END of UPDATE
James Bond was the brain child of British author Ian Fleming. Born to a wealthy family in 1908, Fleming was an undisciplined student, and often clashed with his teachers even when earning high marks for his schoolwork.
“After applying for a job with the Foreign Office and failing the entrance exam, his family connections landed him a job with Reuters News Agency.
After that, he tried his hand at banking and stockbroking with unsatisfactory results.It wasn’t until World War II broke out that Fleming found his true calling.
Although he never saw combat, he held a series of important desk jobs, and was part of a team which traveled to the United States to meet with Colonel “Wild Bill Donovan” and helped write the blueprint for the new Office of the Coordinator of Information, which turned into the Office of Strategic Services.
This, of course, was the organization which preceded the creation of the CIA.” [CIA Website]
For sure, Fleming wrote good novels. But in my opinion, his best work was a disinformation piece he wrote during WWII. They knew how to write ‘Fake News’ back then!
Operation Mincemeat was a successful British disinformation strategy used during the Second World War.

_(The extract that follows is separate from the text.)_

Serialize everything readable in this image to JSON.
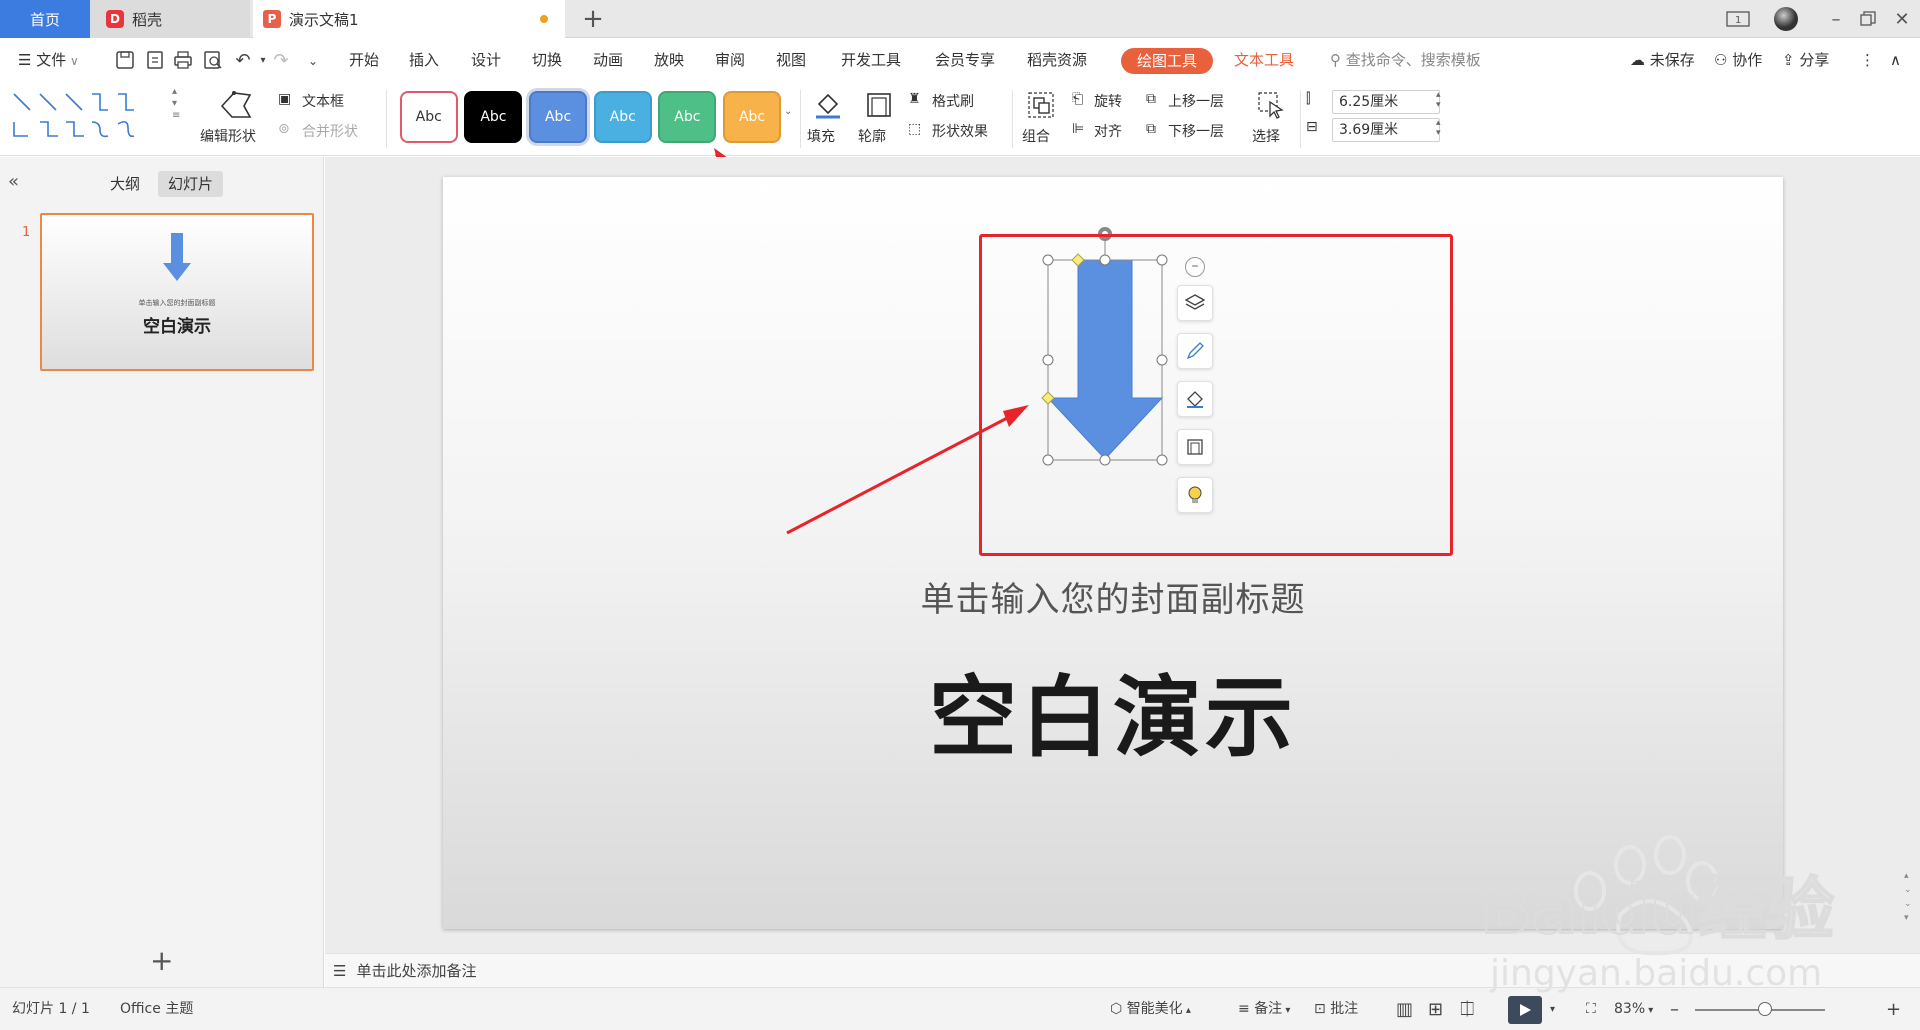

As a deception intended to cover the 1943 Allied invasion of Sicily, two members of British intelligence obtained the body of Glyndwr Michael, a tramp who died from eating rat poison, dressed him as an officer of the Royal Marines and placed personal items on him identifying him as Captain (Acting Major) William Martin.
Correspondence between two British generals which suggested that the Allies planned to invade Greece and Sardinia, with Sicily as merely the target of a feint, was also placed on the body.
Part of the wider Operation Barclay, Mincemeat was based on the 1939 Trout memo, written by Rear Admiral John Godfrey, the Director of the Naval Intelligence Division, and his personal assistant, Lieutenant Commander Ian Fleming.
With the approval of the British Prime Minister, Winston Churchill, and the overall military commander in the Mediterranean, General Dwight D. Eisenhower, the plan began with transporting the body to the southern coast of Spain by submarine, and releasing it close to shore.
It was picked up the following morning by a Spanish fisherman. The nominally neutral Spanish government shared copies of the documents with the Abwehr, the German military intelligence organisation, before returning the originals to the British.
Forensic examination showed they had been read, and decrypts of German messages showed the Germans fell for the ruse. Reinforcements were shifted to Greece and Sardinia both before and during the invasion of Sicily; Sicily received none.
The true impact of Operation Mincemeat is unknown, although Sicily was liberated more quickly than anticipated and losses were lower than predicted.
The events were depicted in Operation Heartbreak, a 1950 novel by the former cabinet minister Duff Cooper, before one of the agents who planned and carried out Mincemeat, Ewen Montagu, wrote a history in 1953.
Montagu’s work formed the basis for the 1956 British film The Man Who Never Was. [Wikipedia]
Ian Fleming life
Ian Fleming: The Man Behind the Most Famous Spy — CIA Website (May 28 2018)
On this Day — Happy Birthday to Ian Fleming (28 May 1908 – 12 August 1964)
On this Day — Remembering Ian Fleming (28 May 1908 – 12 August 1964) : Father of James Bond & Master of Disinformation
On this Day — Remembering Ian Fleming (28 May 1908 – 12 August 1964) : Father of James Bond & Master of Disinformation [UPDATE : ‘Operation Mincemeat’ Netflix Movie]